Chinese search engines Qihoo and Baidu battled it out on the stock market on Thursday, when Qihoo 360 Technology threatened to cut into a piece of the Baidu pie. Some predict that this will pose a major threat, while others think that the threat is not as great as it is perceived to be.
Qihoo is a Chinese provider of browser software and security and with 272 million users of its software, launching its own search engine is making Baidu and its investors uneasy, for good reason. The big question seems to be whether or not Qihoo will be able to convert those 272 million software users into search engine users; if they do, Baidu’s stocks will be taking a major plunge.
The difference between the two search engines, according to analyst at Beijing-based T.H. Capital, Tian X. Hou, is that Qihoo has a results page that is “clean cut without any advertisements”. He went on to state that T.H. capital believes that this clean format “could draw users and eventually accomplish monetization”. So far, Qihoo has attracted more users than third-place competitor, Sohu.
On Sunday, Bloomberg Businessweek reported that Baidu lost four to eight percentage points of the search market share to Qihoo.
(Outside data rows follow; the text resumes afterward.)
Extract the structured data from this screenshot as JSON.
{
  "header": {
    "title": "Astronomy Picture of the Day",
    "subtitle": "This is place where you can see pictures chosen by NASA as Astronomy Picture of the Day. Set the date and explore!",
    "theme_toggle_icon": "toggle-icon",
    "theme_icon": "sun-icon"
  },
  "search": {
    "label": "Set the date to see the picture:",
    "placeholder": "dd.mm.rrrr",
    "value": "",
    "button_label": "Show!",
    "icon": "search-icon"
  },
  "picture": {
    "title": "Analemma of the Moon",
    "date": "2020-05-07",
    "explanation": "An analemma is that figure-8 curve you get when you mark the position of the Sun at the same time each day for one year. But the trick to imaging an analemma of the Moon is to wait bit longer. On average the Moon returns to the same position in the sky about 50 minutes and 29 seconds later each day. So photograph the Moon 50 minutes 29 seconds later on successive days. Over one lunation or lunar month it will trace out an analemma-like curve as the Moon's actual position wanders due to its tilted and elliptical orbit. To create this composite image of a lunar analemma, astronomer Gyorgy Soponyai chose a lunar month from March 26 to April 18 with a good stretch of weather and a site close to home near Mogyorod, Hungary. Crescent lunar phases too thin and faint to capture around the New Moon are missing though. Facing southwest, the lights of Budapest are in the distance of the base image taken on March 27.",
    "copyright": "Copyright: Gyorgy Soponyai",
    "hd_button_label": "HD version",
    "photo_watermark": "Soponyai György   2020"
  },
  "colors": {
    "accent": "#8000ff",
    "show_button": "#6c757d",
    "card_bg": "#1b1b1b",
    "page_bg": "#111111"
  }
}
Analyst at Deutsche Bank AG, Alan Hellawell predicts that this trend will continue over the next two quarters and changed the Baidu recommendation from buy to hold; however, analyst at ThinkEquity LLC offered some different insight, noting that “While Qihoo’s launch of search is a negative for Baidu, investors overestimate its potential negative impact”.
How the competition between the two Chinese search engines will play out is anyone’s guess. There are qualified financial analysts on each side of the debate, all strongly defending their own predictions. At this time, Baidu remains the largest search engine in China.
Want to learn more about the latest in communications and technology? Then be sure to attend ITEXPO West 2012, taking place Oct. 2-5, in Austin, TX. Stay in touch with everything happening at ITEXPO (News - Alert). Follow us on Twitter.